This article explains how to work with PGP keys. PGP keys come in pairs – a private key and a public key. Private keys are to be kept secret to the owner while public keys can be shared with the world.
We’ll be using GnuPG otherwise known as GPG which is compatible with PGP.
In this example, Lisa will be sending an encrypted file to Bart. For this to happen, they both need GPG (or PGP) keys. Bart will share his public key with Lisa allowing Lisa to use Bart’s public key to encrypt the file. The result will be a file from Lisa that only Bart can decrypt.
Create Bart’s key pair
You will go through a Q&A. The defaults are fine. If you are planning to do automated encryption and decryption you should skip the passphrase.
If you’ve having trouble with entropy, consider running “haveged -F” in a different console on that server.

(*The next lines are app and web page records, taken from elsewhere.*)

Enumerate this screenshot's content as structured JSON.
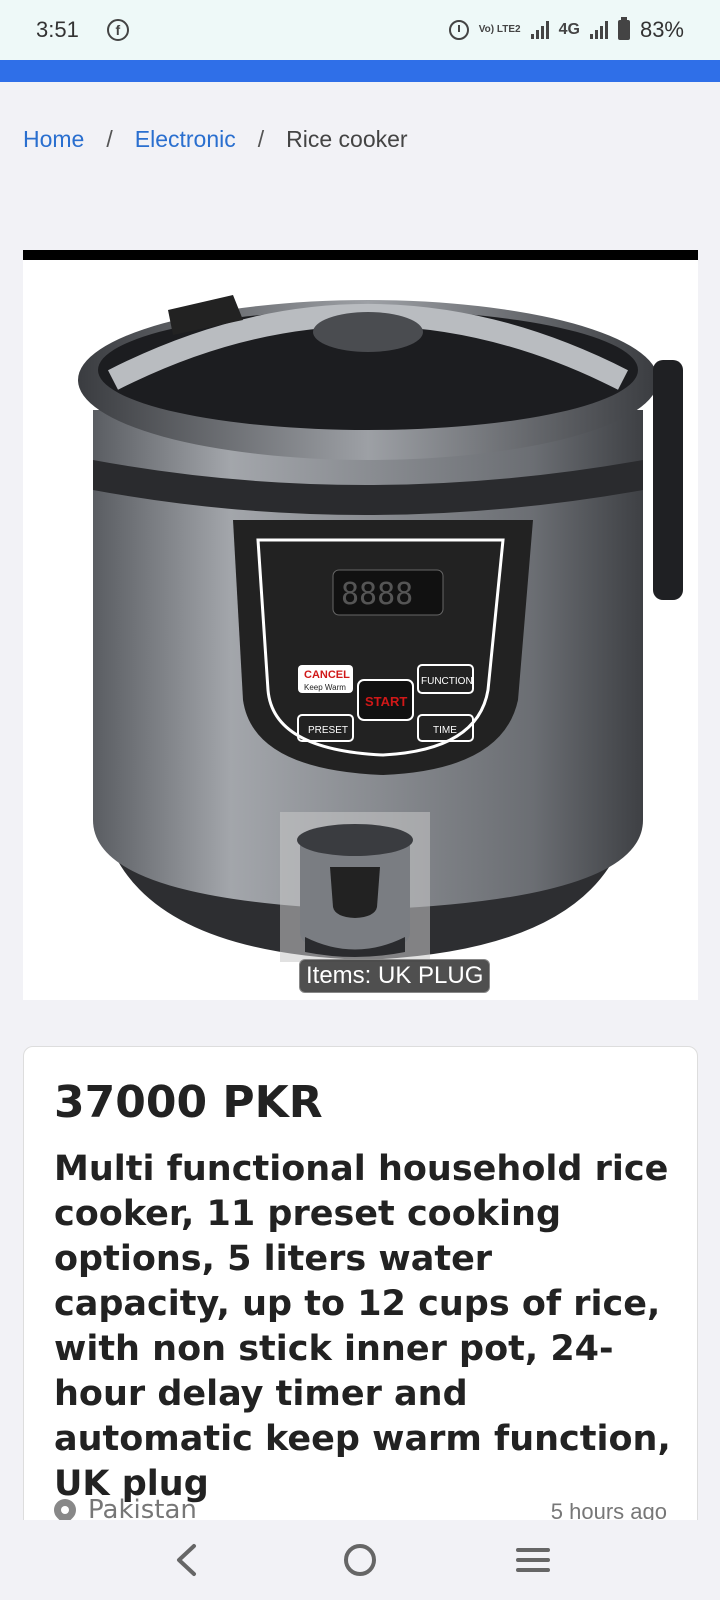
{
  "status_bar": {
    "time": "3:51",
    "network": "4G",
    "volte": "Vo) LTE2",
    "battery": "83%",
    "icons": [
      "facebook-icon",
      "alarm-icon",
      "signal-icon",
      "battery-icon"
    ]
  },
  "breadcrumb": {
    "items": [
      "Home",
      "Electronic",
      "Rice cooker"
    ],
    "separator": "/"
  },
  "product_image": {
    "caption": "Items: UK PLUG",
    "display_labels": {
      "cancel": "CANCEL",
      "keep_warm": "Keep Warm",
      "start": "START",
      "function": "FUNCTION",
      "preset": "PRESET",
      "time": "TIME",
      "digits": "8888"
    }
  },
  "product": {
    "price": "37000 PKR",
    "title": "Multi functional household rice cooker, 11 preset cooking options, 5 liters water capacity, up to 12 cups of rice, with non stick inner pot, 24-hour delay timer and automatic keep warm function, UK plug",
    "location": "Pakistan",
    "posted": "5 hours ago"
  },
  "nav": {
    "back": "back-icon",
    "home": "home-icon",
    "menu": "menu-icon"
  },
  "colors": {
    "accent": "#2f6fe8",
    "link": "#2a6fcf",
    "status_bg": "#eef9f8"
  }
}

It will help.
IMPORTANT: The email address that we use in the above key generation process is important as we use it to identify the keys later on. In other words, use a sensible email address that others will see and use later.
List Bart’s keys
Bart lists his current keys by issuing the following command.
Export Bart’s public key
gpg -armor --export firstname.lastname@example.org > barts_public_key.asc
Bart will now have a file called “barts_public_key.asc” which he can share with Lisa.
Import Bart’s public key
Lisa is the recipient of Bart’s public key. She needs to import it before using it.
IMPORTANT: Make sure Lisa has her own set of keys. She can generate them in the same way Bart did above.
gpg --import barts_public_key.asc
Lisa lists her available keys
Having just imported Bart’s public key, Lisa can now list them.
The output will be something like this:
[root@www ~]# gpg --list-keys pub 2148R/328AAA00 2018-02-19 uid Bart Simpsons (A Test Key) <email@example.com> pub 2148R/4EAA4794 2018-02-19 uid Lisa Simpsons (A Test Key) <firstname.lastname@example.org>
Lisa encrypts a file that only Bart can decrypt
gpg --encrypt --recipient email@example.com testfile.txt
The above command will create a new file called “testfile.txt.gpg” which is the encrypted version of the original “testfile.txt” file. Lisa can send the newly encrypted file to Bart knowing that only Bart can open it.